Study material —
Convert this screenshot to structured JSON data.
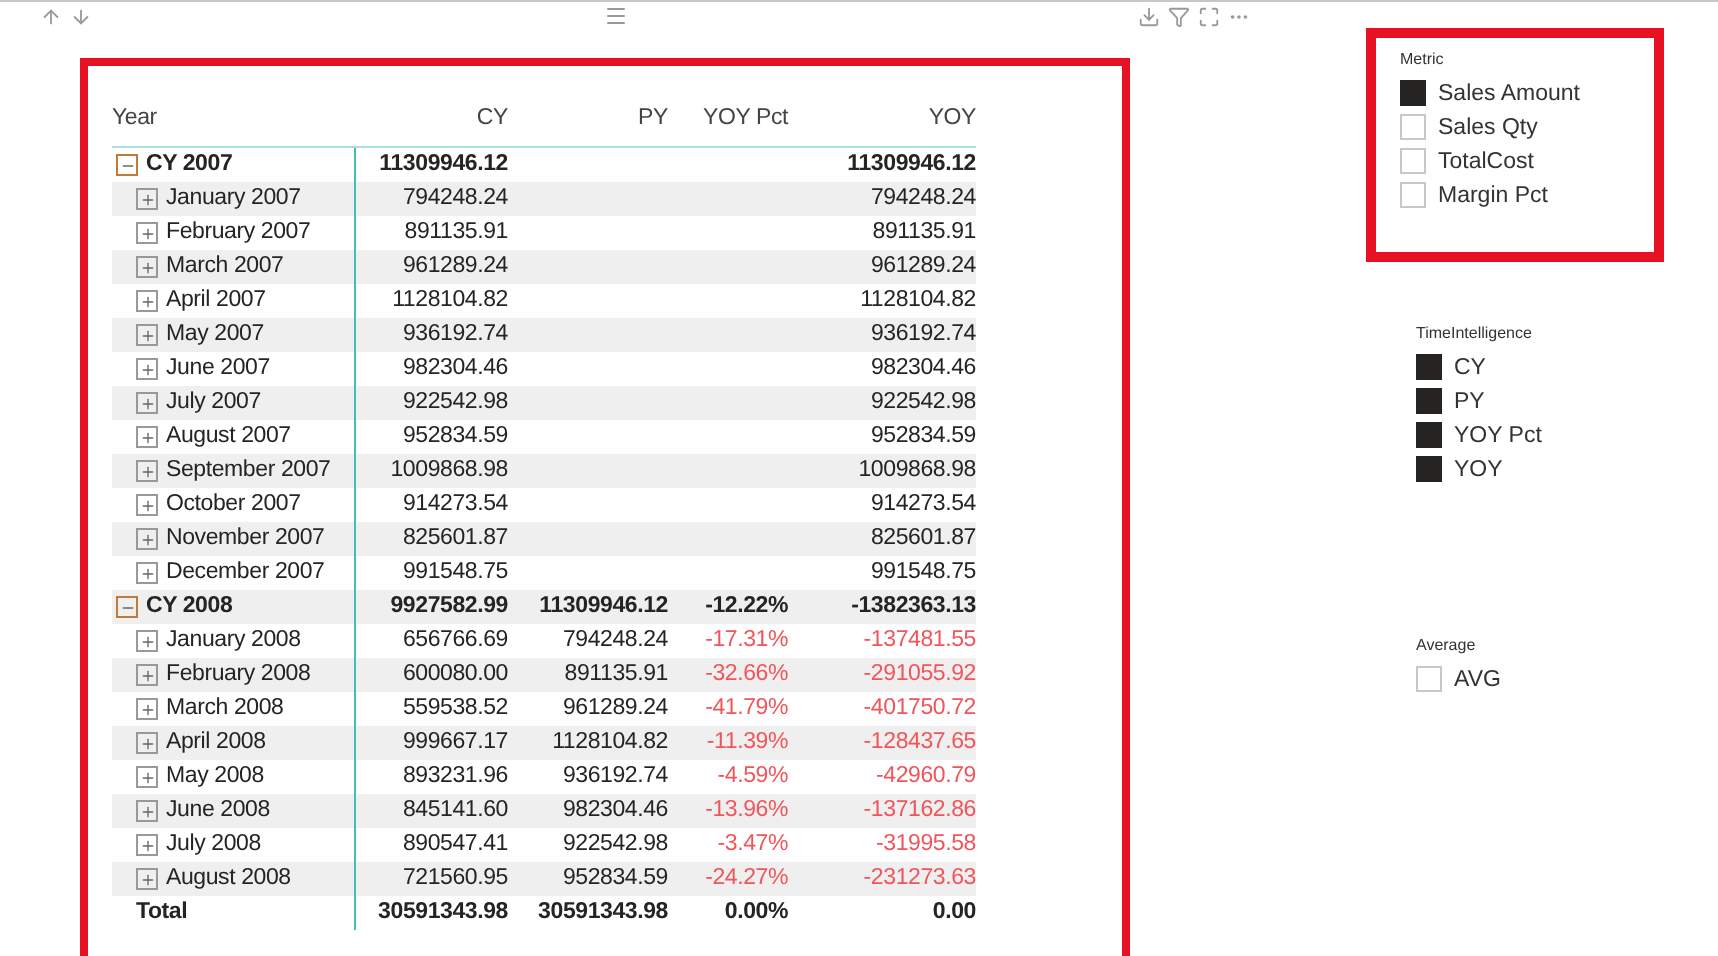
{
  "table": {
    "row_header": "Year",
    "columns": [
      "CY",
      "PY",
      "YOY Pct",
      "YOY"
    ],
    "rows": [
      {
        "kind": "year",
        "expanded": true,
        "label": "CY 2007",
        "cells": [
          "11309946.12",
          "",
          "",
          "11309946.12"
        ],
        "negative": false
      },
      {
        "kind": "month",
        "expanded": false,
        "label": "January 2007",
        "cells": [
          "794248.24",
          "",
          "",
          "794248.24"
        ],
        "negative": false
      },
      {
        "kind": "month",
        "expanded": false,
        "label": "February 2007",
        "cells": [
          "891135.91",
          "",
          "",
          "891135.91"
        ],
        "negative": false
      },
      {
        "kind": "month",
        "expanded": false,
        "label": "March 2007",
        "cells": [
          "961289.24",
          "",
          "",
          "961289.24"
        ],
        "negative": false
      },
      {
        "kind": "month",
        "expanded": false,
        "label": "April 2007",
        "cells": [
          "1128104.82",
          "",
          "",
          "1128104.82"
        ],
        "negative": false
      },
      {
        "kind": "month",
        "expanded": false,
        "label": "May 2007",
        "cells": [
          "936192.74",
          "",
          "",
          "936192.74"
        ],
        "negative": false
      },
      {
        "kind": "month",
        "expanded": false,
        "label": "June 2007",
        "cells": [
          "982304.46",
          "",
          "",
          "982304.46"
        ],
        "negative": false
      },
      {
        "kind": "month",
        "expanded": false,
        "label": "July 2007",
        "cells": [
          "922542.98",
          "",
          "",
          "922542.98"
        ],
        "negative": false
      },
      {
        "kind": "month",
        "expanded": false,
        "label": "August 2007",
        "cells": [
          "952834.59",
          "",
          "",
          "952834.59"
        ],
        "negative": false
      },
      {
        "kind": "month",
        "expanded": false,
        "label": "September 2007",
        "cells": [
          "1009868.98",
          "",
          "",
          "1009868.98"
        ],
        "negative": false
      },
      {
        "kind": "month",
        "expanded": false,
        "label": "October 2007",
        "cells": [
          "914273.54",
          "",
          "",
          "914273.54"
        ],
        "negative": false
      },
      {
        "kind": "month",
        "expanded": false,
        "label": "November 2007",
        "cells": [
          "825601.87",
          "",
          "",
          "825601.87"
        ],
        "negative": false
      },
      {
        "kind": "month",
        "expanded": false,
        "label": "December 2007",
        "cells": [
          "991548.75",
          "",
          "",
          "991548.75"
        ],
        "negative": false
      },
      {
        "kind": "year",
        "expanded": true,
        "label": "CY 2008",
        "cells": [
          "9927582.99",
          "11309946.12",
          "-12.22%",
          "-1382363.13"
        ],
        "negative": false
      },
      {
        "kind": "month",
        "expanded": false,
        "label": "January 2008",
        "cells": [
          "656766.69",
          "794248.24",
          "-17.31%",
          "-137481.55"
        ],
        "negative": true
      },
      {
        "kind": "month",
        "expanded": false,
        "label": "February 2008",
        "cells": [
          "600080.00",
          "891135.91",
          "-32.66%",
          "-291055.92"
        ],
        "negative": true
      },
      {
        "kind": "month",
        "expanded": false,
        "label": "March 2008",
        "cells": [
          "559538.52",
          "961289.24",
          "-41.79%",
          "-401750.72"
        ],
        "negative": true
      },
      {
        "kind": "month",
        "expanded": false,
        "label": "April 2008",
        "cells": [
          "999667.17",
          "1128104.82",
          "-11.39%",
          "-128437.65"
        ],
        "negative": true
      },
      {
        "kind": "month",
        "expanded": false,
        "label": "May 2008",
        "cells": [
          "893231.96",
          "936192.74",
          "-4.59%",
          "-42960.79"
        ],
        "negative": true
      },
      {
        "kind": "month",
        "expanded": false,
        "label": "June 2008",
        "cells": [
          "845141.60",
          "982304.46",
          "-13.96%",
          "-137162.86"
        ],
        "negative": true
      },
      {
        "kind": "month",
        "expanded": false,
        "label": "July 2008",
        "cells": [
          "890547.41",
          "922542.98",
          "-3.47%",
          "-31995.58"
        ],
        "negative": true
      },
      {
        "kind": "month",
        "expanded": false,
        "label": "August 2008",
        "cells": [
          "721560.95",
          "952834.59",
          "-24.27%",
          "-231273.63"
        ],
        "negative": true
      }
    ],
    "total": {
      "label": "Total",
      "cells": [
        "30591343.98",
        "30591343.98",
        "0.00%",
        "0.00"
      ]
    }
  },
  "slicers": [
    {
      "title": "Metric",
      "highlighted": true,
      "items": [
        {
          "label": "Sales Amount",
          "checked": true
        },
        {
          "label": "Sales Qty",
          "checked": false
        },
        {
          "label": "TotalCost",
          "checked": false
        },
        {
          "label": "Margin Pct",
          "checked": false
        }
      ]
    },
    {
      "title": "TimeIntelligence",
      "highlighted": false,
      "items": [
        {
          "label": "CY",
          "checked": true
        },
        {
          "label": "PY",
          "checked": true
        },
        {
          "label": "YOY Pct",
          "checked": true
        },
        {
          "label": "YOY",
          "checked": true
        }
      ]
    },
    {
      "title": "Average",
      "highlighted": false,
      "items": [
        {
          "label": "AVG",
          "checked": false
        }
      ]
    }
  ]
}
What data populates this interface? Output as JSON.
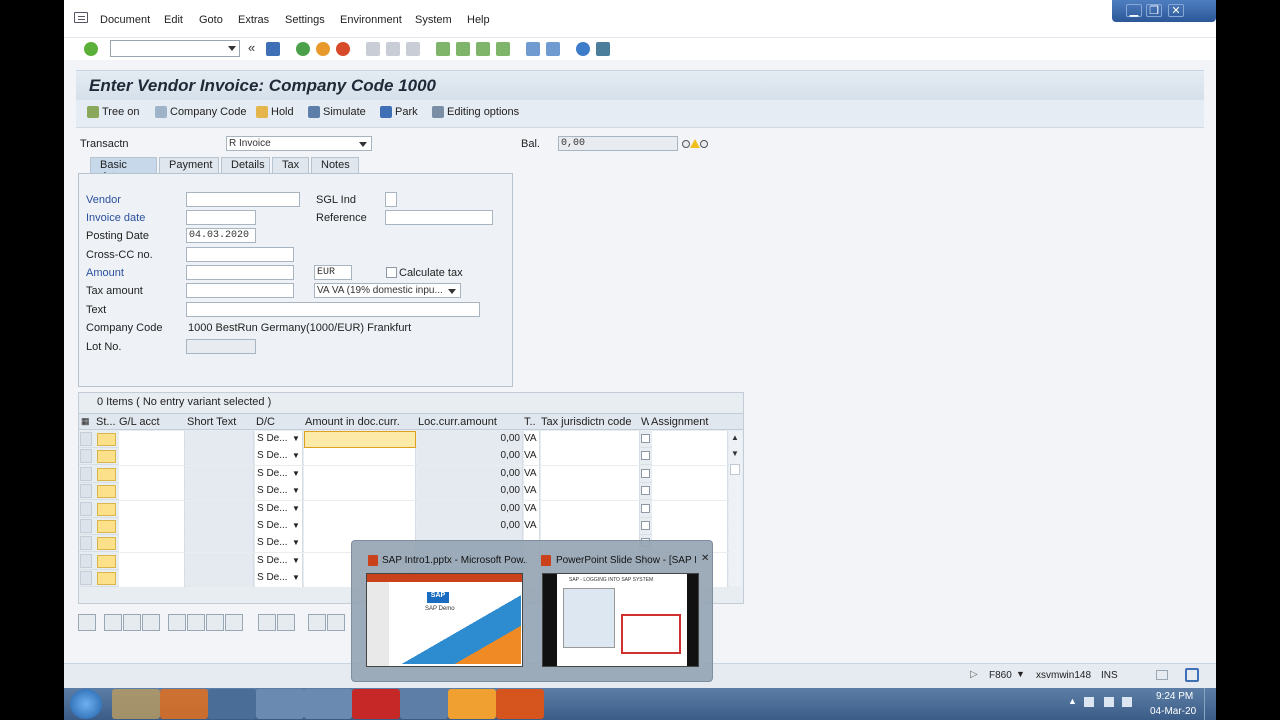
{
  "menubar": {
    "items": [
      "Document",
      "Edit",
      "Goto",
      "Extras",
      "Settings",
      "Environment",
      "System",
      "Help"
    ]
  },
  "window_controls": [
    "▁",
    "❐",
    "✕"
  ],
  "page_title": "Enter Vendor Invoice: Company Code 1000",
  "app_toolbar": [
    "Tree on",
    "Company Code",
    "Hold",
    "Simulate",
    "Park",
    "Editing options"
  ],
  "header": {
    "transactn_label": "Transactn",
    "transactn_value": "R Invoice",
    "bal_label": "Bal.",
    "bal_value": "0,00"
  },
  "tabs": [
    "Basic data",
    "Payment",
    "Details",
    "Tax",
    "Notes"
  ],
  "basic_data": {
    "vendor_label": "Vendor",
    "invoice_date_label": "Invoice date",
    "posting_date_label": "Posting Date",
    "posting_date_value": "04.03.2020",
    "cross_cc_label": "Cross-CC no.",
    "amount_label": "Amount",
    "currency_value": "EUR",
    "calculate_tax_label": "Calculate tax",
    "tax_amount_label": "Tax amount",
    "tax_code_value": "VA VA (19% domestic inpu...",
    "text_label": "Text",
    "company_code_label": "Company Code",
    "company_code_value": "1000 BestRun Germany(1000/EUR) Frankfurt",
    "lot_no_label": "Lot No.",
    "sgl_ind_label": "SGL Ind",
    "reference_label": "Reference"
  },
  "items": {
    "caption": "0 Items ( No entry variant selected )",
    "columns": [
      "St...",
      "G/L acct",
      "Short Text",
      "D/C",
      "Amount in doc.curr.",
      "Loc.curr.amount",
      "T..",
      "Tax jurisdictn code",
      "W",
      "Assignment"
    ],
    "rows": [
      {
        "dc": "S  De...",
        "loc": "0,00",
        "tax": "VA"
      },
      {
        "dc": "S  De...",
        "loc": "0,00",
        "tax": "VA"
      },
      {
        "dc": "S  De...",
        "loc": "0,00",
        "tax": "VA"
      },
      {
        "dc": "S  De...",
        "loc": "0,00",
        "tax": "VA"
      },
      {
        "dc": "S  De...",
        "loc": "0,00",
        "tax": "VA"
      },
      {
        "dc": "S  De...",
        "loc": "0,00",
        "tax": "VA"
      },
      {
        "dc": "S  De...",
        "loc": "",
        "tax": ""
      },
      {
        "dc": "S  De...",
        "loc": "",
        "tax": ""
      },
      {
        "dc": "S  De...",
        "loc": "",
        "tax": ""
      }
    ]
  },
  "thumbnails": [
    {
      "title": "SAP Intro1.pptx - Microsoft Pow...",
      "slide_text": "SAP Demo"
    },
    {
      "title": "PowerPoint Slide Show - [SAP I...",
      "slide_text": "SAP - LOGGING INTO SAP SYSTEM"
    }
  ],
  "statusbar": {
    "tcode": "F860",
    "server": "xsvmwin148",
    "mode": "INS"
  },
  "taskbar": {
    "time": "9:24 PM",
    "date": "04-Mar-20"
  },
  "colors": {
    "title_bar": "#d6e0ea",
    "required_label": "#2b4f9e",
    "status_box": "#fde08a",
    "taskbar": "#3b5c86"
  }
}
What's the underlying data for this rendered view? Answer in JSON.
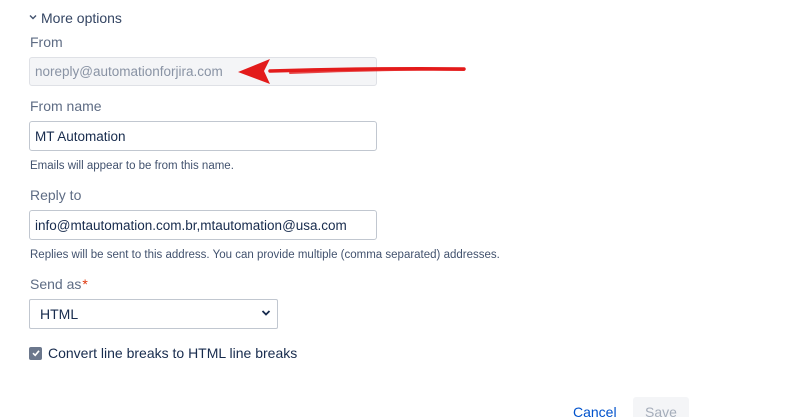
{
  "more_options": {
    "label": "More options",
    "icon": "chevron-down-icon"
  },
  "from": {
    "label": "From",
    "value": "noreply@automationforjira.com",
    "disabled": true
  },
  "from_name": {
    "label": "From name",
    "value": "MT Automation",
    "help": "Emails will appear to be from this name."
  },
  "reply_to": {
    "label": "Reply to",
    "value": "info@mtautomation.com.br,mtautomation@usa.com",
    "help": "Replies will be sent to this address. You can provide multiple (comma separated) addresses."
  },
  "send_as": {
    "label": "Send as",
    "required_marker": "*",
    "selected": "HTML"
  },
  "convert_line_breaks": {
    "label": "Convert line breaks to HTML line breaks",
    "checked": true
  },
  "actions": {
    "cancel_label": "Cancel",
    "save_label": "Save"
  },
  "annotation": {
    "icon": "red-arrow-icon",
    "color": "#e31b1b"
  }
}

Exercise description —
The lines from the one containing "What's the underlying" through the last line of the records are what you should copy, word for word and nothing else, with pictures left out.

Written response —
What's the underlying data for this rendered view? Answer in JSON.
{
  "more_options": {
    "label": "More options",
    "icon": "chevron-down-icon"
  },
  "from": {
    "label": "From",
    "value": "noreply@automationforjira.com",
    "disabled": true
  },
  "from_name": {
    "label": "From name",
    "value": "MT Automation",
    "help": "Emails will appear to be from this name."
  },
  "reply_to": {
    "label": "Reply to",
    "value": "info@mtautomation.com.br,mtautomation@usa.com",
    "help": "Replies will be sent to this address. You can provide multiple (comma separated) addresses."
  },
  "send_as": {
    "label": "Send as",
    "required_marker": "*",
    "selected": "HTML"
  },
  "convert_line_breaks": {
    "label": "Convert line breaks to HTML line breaks",
    "checked": true
  },
  "actions": {
    "cancel_label": "Cancel",
    "save_label": "Save"
  },
  "annotation": {
    "icon": "red-arrow-icon",
    "color": "#e31b1b"
  }
}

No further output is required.